Last week, Congress passed the Wall Street Reform and Consumer Protection Act — legislation that will protect consumers, investors and taxpayers by ensuring that the financial services industry has the appropriate oversight to avoid the type of financial collapse that has rocked our nation and global markets.
Over the last 30 years, our regulatory framework has not kept pace with financial innovations. Decreased regulation led to irresponsible behavior by many financiers, investors, lenders and consumers. Collectively, we failed to follow established principles of finance – prudence, solvency and accountability.
Many people played a part in the crisis — risky mortgage lenders, Wall Street firms, credit rating agencies — and American families and our nation’s economy suffered the consequences. The lesson learned from the financial disaster proves that big business cannot be left to police itself. There must be a regulatory structure that reigns in the financial services industry without being unduly burdensome. We must create a regulatory structure that protects Main Street from the greed and abuse of Wall Street.
I believe that the House-Senate conference report that passed the Senate last week and now goes to the President for his signature strikes the right balance. It will put an end to the reckless gambling by Wall Street that created the need to help “too-big-to-fail” financial firms. It also creates the Consumer Financial Protection Bureau, a new, independent consumer watchdog that will oversee all financial institutions offering consumers financial services or products.
This bill goes a long way to restoring the order we need in financial markets, improving oversight of the mortgage industry and addressing the numerous other issues that led to the worst financial crisis since the Great Depression.
I am particularly pleased that a bipartisan amendment I offered to increase transparency in the oil and mining industries was included in the final reform package. My amendment requires all foreign and domestic companies to include in their annual reports how much they pay each government around the world for access to its oil, gas and minerals. This provision will help ensure that the wealth of poor nations goes to its people and not to corrupt officials.
I was extremely pleased to have had the strong support of Bono for this amendment. As the lead singer of U2 and head of the ONE campaign to fight poverty and disease, particularly in Africa, Bono worked very hard to build congressional support for my amendment. In addition to providing greater transparency, my amendment will help increase our energy security and improve overall governance in countries that are often riddled with corruption. I thank Bono for all his support.

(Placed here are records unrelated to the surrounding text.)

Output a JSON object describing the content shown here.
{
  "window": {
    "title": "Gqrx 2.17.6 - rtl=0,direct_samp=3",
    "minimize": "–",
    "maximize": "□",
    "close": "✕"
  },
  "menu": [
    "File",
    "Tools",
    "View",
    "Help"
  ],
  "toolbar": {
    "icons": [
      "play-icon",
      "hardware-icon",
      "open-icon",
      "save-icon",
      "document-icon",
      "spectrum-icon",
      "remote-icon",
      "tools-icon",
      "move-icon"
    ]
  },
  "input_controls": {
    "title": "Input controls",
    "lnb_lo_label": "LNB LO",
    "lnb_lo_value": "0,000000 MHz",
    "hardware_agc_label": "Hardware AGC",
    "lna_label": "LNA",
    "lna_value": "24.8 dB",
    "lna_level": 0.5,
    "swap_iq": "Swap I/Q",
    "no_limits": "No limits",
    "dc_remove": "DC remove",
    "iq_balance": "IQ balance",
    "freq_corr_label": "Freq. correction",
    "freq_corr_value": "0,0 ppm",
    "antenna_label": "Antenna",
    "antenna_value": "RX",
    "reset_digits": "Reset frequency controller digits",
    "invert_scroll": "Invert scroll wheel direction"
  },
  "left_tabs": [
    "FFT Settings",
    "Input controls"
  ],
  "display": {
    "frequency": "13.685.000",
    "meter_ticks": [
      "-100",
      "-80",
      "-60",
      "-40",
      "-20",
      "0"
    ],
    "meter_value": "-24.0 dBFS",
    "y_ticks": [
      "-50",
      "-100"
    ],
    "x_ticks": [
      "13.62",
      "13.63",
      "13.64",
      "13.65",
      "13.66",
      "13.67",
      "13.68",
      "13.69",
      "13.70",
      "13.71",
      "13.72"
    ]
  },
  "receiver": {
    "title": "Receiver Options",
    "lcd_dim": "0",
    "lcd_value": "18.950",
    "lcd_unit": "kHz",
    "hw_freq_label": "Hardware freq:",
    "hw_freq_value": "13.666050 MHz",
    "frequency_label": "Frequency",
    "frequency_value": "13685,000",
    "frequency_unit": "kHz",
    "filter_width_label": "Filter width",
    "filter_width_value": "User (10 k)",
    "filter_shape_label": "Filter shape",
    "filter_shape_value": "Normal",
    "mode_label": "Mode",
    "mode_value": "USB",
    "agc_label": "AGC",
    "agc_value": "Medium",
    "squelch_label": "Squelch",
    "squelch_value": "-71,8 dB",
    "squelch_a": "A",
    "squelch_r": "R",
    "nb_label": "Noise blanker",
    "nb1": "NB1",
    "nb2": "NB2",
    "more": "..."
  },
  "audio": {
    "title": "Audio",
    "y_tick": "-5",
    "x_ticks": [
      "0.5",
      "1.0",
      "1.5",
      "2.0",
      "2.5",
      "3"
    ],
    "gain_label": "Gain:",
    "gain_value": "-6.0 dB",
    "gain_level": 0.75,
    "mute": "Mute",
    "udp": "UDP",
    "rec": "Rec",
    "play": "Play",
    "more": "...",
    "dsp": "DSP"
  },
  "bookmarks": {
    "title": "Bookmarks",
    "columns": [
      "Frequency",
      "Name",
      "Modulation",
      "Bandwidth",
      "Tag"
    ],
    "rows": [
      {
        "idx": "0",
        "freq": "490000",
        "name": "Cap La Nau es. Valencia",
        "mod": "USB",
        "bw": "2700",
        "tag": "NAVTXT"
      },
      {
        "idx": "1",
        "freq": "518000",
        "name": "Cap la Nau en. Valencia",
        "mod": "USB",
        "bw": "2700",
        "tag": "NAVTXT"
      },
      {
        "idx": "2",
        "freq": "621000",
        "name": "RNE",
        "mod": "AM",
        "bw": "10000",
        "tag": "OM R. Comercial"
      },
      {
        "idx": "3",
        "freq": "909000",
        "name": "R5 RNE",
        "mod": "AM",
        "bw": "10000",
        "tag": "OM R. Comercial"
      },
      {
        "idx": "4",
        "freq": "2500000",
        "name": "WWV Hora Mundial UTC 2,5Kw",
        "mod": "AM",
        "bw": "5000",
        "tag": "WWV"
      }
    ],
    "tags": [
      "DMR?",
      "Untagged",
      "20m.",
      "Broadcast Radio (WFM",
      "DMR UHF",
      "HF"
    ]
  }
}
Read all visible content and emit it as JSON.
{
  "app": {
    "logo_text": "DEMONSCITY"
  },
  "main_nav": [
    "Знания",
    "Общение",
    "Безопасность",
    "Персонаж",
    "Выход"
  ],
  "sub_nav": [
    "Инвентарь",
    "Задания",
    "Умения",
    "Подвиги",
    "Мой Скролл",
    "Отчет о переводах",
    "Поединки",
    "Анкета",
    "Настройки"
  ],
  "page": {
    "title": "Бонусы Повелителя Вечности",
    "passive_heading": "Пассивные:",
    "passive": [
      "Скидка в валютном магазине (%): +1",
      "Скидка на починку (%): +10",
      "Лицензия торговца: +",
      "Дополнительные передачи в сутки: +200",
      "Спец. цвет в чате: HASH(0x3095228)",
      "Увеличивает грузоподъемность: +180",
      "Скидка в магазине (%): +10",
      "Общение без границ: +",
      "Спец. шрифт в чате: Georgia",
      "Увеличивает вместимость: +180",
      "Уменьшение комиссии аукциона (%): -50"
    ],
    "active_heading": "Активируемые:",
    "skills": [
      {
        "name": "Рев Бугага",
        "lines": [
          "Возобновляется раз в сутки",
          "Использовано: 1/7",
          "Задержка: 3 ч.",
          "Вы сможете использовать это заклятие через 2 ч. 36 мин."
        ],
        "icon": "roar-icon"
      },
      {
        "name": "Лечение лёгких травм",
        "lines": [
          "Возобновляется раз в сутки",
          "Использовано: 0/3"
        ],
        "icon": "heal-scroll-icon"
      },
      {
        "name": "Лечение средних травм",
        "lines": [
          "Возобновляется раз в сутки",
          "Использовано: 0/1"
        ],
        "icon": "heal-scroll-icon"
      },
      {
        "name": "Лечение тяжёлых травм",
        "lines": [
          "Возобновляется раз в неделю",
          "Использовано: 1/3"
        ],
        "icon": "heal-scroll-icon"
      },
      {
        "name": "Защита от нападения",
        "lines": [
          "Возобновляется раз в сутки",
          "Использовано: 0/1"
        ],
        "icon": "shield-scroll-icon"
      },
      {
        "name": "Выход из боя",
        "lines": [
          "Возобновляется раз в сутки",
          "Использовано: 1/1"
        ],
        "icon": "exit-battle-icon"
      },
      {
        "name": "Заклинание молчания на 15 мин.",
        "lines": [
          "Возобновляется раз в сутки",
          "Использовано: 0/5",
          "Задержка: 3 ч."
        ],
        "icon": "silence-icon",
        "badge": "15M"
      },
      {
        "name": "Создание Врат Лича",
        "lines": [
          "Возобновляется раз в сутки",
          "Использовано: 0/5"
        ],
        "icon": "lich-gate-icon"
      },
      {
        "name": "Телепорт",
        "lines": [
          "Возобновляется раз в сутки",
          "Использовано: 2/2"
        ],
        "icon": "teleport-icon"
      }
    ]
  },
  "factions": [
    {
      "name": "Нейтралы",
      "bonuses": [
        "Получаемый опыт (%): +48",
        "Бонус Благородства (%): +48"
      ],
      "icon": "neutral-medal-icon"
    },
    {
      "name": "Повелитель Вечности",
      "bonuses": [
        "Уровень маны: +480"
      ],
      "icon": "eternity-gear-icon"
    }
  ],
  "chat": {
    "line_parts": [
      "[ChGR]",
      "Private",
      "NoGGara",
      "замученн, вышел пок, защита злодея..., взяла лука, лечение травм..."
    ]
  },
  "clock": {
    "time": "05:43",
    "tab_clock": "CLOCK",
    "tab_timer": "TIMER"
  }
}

Two other amendments I introduced had strong bipartisan support and also were included in the reform package. They are:
- A permanent increase of the FDIC and credit union insurance funds that guarantees deposits up to $250,000; and,
- An extension of whistleblower protections to employees of credit rating agencies such as Moody’s and Standard & Poor’s. Overestimates of value by these agencies contributed to the housing bubble that resulted in foreclosures and dragged down the housing market.
For too long, our nation embarked on a policy of deregulating financial services — from insurance to banking to investing — easing rules and lessening oversight. Unfortunately, Wall Street took advantage and millions of Americans lost their jobs, their savings, their homes and their retirement security. Now it’s time to rebuild our management and oversight of the financial services industry in a way that protects our economy and our citizens. Enactment of this Wall Street reform bill moves us forward in restoring confidence to a badly broken system.
Follow me on Twitter at www.twitter.com/SenatorCardin or on YouTube at www.YouTube.com/senatorcardin.